Roller Coaster and Other Ride Patents

The purpose of this site is to simplify access to roller coaster and other ride patents available in the United States Patent Office (USPTO) online database.

A short list of early roller coaster patent firsts:

First recognizable wheeled gravity amusement ride: Taylor, 1872, #128,674
First gravity ride with skid brake: Knudsen, 1878, #198,888 (fixed brake)
First closed-circuit gravity ride: Wood, 1884, #291,261
First gravity ride utilizing anti-rollback pawls: Stevens, 1884, #298,710
First use of term roller coaster: Stevens, 1884, #298,710
First automatic lifting arrangement: Hinkle, 1884, #307,942 (but see also Alexander, 1882, #269,554)
First gravity ride with lift hill extending higher than loading station: Hinkle, 1884, #307,942
First upstop mechanism: Alcoke, 1885, #310,356
First tunnel: Thompson, 1885, #310,966
First side friction wheels: Stoddard & Terwilliger, 1885, #314,626
First use of guide wheels engaging same track as road wheels: Stoddard & Terwilliger, 1885, #314,626
First use of laminated wooden track with metal plate: Stoddard & Terwilliger, 1885, #314,626
First self-steering wheel arrangement: Grant, 1888, #386,123
First racing coaster: Bormann, 1891, #450,609
First vertical loop: Prescott, 1898, #609,164
First locking seat bar: Jackman, 1903, #745,854
First pivoting chain dog: Weaver, 1905, #793,333

Important Notes:

Most patent content on this site is provided by the USPTO. For patents before 1976 (most on these pages), full text versions are not available on the USPTO site. The "Images" button will take you to both the figures and the text. Images are in the form of compressed tiff files which may not view properly in some browsers. See this USPTO page for more information about viewing the images. The figure image files are typically 30-60 kb, and the text images are usually 100-200 kb. The USPTO site is heavily used, and the images may load slowly. If the links fail to work (for example, if the syntax required to access the USPTO server that handles the requests changes, as happened in June 2006), it should be possible to visit the USPTO Patent Number search page and enter the desired patent numbers.

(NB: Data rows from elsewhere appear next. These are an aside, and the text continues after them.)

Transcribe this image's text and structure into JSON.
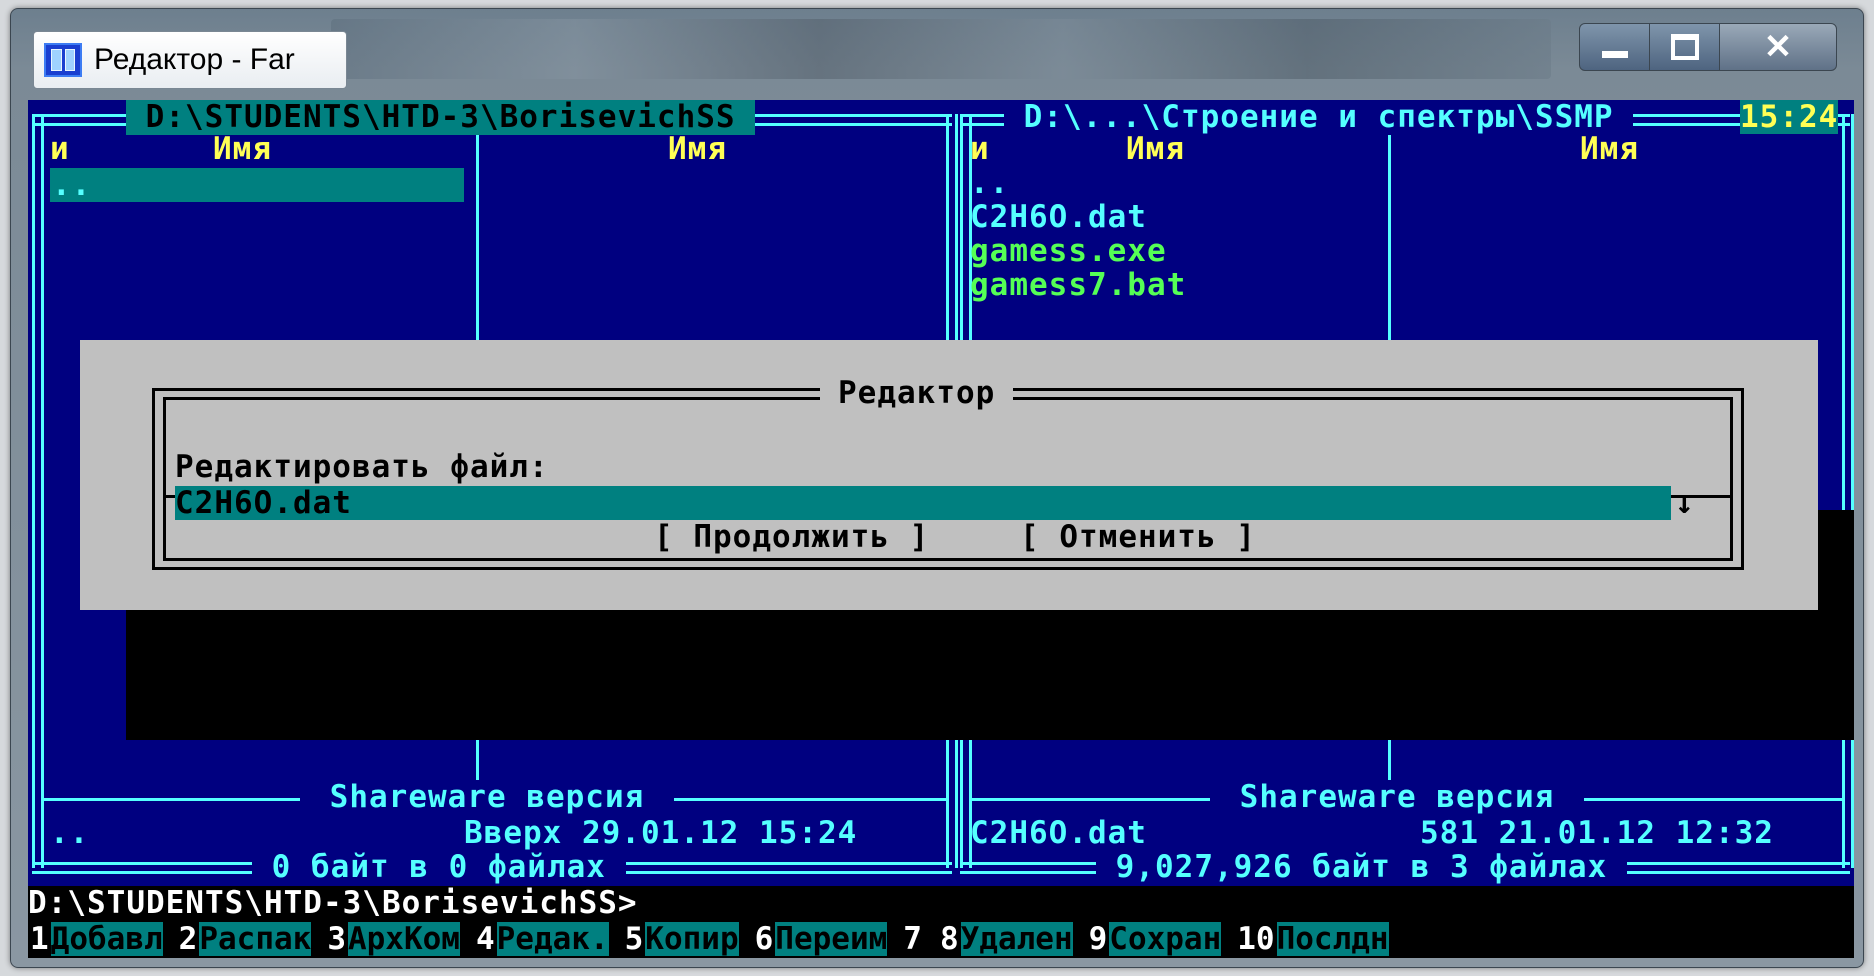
{
  "window": {
    "title": "Редактор - Far"
  },
  "left_panel": {
    "path": " D:\\STUDENTS\\HTD-3\\BorisevichSS ",
    "col_n": "и",
    "col_name_1": "Имя",
    "col_name_2": "Имя",
    "items": [
      ".."
    ],
    "shareware": " Shareware версия ",
    "status_name": "..",
    "status_info": "Вверх 29.01.12 15:24",
    "summary": " 0 байт в 0 файлах "
  },
  "right_panel": {
    "path": " D:\\...\\Строение и спектры\\SSMP ",
    "clock": "15:24",
    "col_n": "и",
    "col_name_1": "Имя",
    "col_name_2": "Имя",
    "items": [
      "..",
      "C2H6O.dat",
      "gamess.exe",
      "gamess7.bat"
    ],
    "shareware": " Shareware версия ",
    "status_name": "C2H6O.dat",
    "status_info": "581 21.01.12 12:32",
    "summary": " 9,027,926 байт в 3 файлах "
  },
  "dialog": {
    "title": "Редактор",
    "prompt": "Редактировать файл:",
    "value": "C2H6O.dat",
    "history_arrow": "↓",
    "continue_label": "[ Продолжить ]",
    "cancel_label": "[ Отменить ]"
  },
  "command_line": "D:\\STUDENTS\\HTD-3\\BorisevichSS>",
  "keybar": [
    {
      "num": "1",
      "label": "Добавл"
    },
    {
      "num": "2",
      "label": "Распак"
    },
    {
      "num": "3",
      "label": "АрхКом"
    },
    {
      "num": "4",
      "label": "Редак."
    },
    {
      "num": "5",
      "label": "Копир "
    },
    {
      "num": "6",
      "label": "Переим"
    },
    {
      "num": "7",
      "label": "      "
    },
    {
      "num": "8",
      "label": "Удален"
    },
    {
      "num": "9",
      "label": "Сохран"
    },
    {
      "num": "10",
      "label": "Послдн"
    }
  ],
  "colors": {
    "background": "#000080",
    "frame": "#55ffff",
    "header": "#ffff55",
    "executable": "#55ff55",
    "highlight": "#008080",
    "dialog": "#c0c0c0"
  }
}
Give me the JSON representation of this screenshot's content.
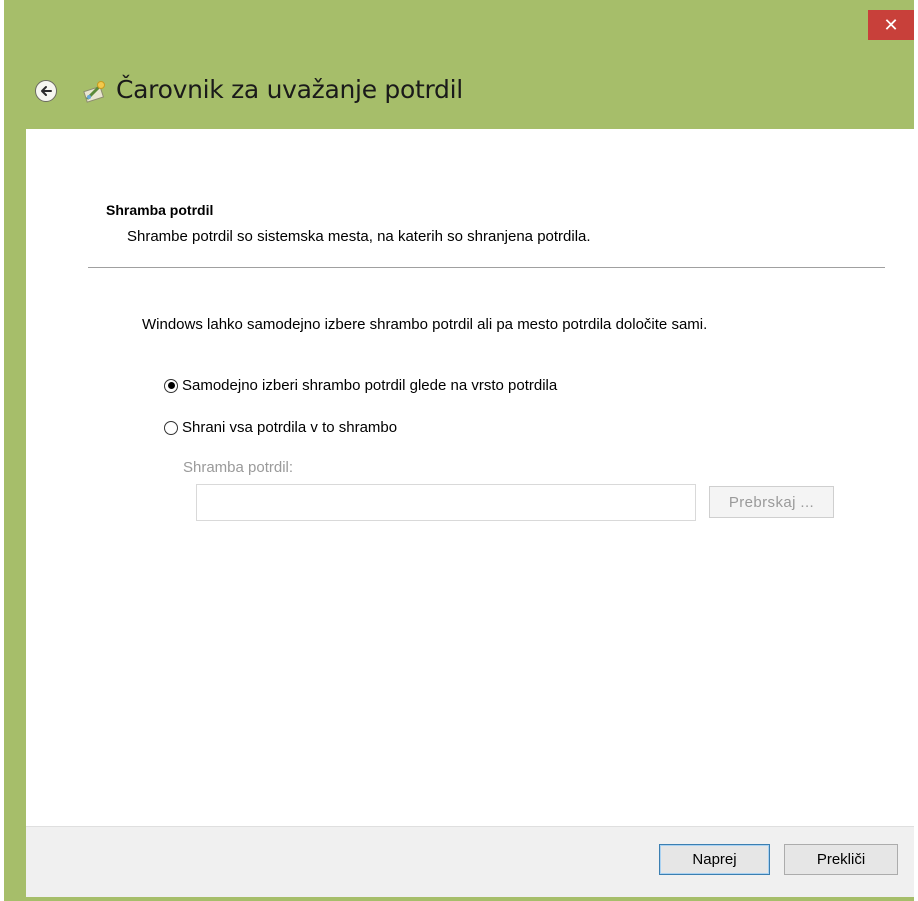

Alternate methods of accessing the patents include the European Patent Office site and Google Patents. The EPO site includes only patents issued in 1920 or later, and excludes design patents. Patents can be downloaded as full-document pdf files, after passing hurdles designed to prevent harvesting by automated methods. Patent numbers must be prefixed by 'US' to distinguish them from those of other nations. Google Patents provides the most convenient way to view the patents. For saving and printing, Google Patents now provides a link that retrieves patent pdfs, as well as a link to the USPTO site. A few US patents are not available on Google Patents, and links based on patent numbers sometimes break. An additional method for obtaining patent pdf files is to use pat2pdf.org.

Please let me know if you encounter any errors such as bad links. I also welcome reports of relevant patents that I have missed, and additional identification of patents (such as trade or generic names).

Comments may be sent to Victor Canfield, vac3@psu.edu

about this site

a short list of links

This page last revised 14-Aug-2009